Colorectal cancer is one of the most common cancers affecting mankind; in fact, 6% of the U.S. population will develop colorectal cancer at some point in their lives. The mechanisms which lead to the transformation of a normal cell to a cancerous cell (the “adenoma-to-carcinoma sequence”) is caused by mutations or disturbances to a cell’s genetic code. A series of chance mutations within a given cell can transform it from a normal, functioning cell to a cell that has lost its function and regulated interaction with its neighboring cells, thereby becoming a cancer.
The majority, over 70%, of cancers occur in a “sporadic” fashion due to a series of these chance mutations and are therefore not an inherited cancer. Sporadic colon cancer usually occurs later in life (>60 years old) among people without other affected family members.
Familial Colorectal Cancer:
However, up to a third of colon cancer cases exhibit a moderate form of inheritance. There are certain families in which colorectal cancer occurs much more frequently than would be expected by pure chance. It appears that these patients have been born with one of the abnormal (“mutated”) genes already present in each of their cells. This makes the likelihood of collecting the additional random mutations that can lead to cancer much less of a rarity. Members of such a family carry a higher risk of developing colon cancer, often at an early age.
There should be concern if a family has more than one relative with colorectal cancer or if the relative developed that cancer before the age of 50. It has been shown that having a first-degree relative (parent, brother, sister or child) with colorectal cancer doubles the risk of developing cancer. For this reason, a detailed family history will be obtained during the visit. Patients should have information regarding any cancers and the age of diagnosis for all family members.
Specific Inherited Cancer Syndromes:
A second group of inherited cancer syndromes also exists in 3 to 5% of colon cancers. These cancers often occur at a much younger age and a clear, high-risk family tree is usually present, with generation after generation of the family suffering from cancer. These include:
• HNPCC (Hereditary Non-Polyposis Colon Cancer, Lynch Syndrome)
• FAP (Familial Adenomatous Polyposis)
• aFAP (Attenuated Familial Adenomatous Polyposis)
• APCI 1307K
• Peutz-Jehger’s Syndrome
• MAP (MYH associated Polyposis)
• Juvenile Polyposis
• Hereditary Polyposis
Review and Recommendations:
Although the majority of colorectal cancers occur sporadically, with no clear familial risk factors, up to one- third of cancers exhibit some form of inheritance. In addition, 3 to 5% of colorectal cancers result from inherited cancer syndromes. If a member of the patient’s family has been diagnosed with colon cancer, especially at a young age, it is important for that person to review the increased risk of developing colon cancer with the physician. The proper screening strategy for patients and their families can be developed with this information.

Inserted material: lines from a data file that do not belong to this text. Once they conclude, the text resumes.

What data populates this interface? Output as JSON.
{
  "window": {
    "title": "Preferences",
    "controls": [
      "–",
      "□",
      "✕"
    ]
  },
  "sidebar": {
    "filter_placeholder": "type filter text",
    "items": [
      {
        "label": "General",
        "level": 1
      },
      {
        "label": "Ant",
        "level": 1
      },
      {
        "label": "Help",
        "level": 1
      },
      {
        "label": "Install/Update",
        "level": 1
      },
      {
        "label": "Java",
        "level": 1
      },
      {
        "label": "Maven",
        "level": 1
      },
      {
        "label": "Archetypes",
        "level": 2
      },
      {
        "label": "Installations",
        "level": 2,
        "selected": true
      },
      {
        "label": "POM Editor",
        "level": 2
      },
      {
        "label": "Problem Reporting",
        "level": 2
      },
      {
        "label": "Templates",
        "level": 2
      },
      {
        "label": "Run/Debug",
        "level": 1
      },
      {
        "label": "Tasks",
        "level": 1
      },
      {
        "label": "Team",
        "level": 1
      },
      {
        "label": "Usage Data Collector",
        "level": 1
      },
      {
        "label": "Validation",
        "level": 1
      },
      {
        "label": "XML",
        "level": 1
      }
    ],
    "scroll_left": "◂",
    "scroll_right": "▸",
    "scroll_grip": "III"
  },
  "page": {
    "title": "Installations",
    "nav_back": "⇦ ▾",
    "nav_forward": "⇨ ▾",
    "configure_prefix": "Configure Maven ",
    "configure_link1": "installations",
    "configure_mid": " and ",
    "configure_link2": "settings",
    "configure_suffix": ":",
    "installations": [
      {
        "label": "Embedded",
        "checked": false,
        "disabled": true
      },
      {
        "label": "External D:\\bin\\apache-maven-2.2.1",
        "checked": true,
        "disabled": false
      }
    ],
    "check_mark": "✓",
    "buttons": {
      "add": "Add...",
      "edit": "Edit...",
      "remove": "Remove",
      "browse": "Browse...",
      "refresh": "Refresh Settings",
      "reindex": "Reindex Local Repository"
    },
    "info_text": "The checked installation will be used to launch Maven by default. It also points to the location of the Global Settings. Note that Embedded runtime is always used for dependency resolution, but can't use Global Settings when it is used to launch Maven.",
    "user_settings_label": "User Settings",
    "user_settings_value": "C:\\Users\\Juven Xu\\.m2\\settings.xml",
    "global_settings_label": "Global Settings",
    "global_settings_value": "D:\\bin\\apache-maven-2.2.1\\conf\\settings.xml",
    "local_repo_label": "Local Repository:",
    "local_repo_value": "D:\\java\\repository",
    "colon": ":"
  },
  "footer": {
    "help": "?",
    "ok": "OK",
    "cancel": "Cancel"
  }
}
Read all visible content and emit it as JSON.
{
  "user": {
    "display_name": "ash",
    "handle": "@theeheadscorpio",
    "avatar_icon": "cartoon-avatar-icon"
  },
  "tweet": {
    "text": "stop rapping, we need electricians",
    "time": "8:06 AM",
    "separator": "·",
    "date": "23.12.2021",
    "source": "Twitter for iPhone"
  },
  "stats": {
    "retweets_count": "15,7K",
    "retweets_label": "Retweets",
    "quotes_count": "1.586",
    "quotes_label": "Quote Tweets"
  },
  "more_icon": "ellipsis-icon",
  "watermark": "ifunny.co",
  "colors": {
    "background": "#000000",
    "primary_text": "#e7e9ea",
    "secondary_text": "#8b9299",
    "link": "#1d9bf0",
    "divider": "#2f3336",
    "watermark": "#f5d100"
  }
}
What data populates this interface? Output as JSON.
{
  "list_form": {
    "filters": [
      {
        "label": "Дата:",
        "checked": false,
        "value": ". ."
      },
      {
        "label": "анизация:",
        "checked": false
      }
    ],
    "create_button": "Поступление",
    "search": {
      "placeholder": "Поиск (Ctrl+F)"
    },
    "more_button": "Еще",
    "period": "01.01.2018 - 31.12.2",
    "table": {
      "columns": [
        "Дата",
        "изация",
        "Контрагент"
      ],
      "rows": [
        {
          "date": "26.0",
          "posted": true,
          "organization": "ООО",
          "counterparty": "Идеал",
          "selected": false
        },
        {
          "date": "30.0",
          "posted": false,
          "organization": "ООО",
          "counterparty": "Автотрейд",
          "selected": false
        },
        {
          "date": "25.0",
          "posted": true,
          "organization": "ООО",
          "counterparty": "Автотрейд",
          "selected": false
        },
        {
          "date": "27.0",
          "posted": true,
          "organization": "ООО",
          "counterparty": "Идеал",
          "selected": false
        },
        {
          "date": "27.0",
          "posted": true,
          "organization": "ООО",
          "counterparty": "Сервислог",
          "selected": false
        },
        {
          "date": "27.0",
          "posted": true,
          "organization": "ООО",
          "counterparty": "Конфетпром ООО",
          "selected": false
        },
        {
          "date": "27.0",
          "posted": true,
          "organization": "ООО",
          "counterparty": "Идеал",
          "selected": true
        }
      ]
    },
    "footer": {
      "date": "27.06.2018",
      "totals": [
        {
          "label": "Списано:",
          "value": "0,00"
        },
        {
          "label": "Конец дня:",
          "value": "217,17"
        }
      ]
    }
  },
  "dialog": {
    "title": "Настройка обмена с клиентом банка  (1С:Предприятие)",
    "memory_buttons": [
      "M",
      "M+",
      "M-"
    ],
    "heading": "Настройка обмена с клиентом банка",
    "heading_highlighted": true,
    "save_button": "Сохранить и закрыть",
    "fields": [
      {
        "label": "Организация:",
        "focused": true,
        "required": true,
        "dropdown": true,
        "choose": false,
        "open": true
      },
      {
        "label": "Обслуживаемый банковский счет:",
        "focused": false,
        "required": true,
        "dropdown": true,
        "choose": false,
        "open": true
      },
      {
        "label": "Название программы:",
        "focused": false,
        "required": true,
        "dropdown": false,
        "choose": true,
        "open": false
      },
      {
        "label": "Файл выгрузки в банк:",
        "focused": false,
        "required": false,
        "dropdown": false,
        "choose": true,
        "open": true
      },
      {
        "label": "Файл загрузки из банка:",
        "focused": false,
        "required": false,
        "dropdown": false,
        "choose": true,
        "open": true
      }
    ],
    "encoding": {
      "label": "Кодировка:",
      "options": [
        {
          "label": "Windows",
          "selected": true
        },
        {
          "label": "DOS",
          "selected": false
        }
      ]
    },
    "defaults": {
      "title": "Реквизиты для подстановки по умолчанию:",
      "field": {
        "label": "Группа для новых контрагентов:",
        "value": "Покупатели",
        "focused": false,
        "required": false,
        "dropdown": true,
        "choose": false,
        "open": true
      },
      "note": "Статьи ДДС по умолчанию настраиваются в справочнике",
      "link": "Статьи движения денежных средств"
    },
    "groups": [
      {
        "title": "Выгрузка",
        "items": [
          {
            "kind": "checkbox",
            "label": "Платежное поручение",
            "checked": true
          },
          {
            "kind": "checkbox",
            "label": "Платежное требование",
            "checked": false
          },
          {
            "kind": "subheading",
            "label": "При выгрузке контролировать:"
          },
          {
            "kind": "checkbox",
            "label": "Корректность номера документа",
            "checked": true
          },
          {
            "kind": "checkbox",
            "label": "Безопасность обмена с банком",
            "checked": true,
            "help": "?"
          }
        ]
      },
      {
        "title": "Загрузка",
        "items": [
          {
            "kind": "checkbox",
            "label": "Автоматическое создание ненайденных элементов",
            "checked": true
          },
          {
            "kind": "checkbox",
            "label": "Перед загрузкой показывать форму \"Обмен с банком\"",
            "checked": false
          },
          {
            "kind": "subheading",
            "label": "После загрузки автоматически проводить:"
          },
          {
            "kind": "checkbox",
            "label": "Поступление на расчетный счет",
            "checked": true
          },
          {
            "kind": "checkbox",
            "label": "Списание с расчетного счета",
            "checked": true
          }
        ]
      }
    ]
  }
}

The average risk adult should undergo initial screening colonoscopy at age 50. Additional screening guidelines have been developed based on the familial risk factors. The general rule is: Persons of higher-risk families should have an initial screening colonoscopy performed at age 40, or 10 years earlier than the youngest documented colorectal cancer in the family, whichever comes first. Surveillance colonoscopy should then be performed at least every five years. In some cases, further action may be indicated, including genetic counseling, genetic testing, referral to other specialist and routine follow-up examinations.
More aggressive screening is indicated for persons in families with multiple first-degree relatives with colon cancer or a first-degree relative who has been diagnosed under the age of 50. A small fraction of these may be due to a specific colorectal cancer syndrome. The cancers associated with these syndromes can occur at very young ages; this requires a high index of suspicion and proper screening of younger adults within the family. Simple blood tests and oral swab tests are available to perform genetic testing in order to diagnose these syndromes. The diagnosis of a specific syndrome calls for more aggressive screening protocols and surgical intervention in order to either prevent cancer development or to diagnose/treat it at an early stage.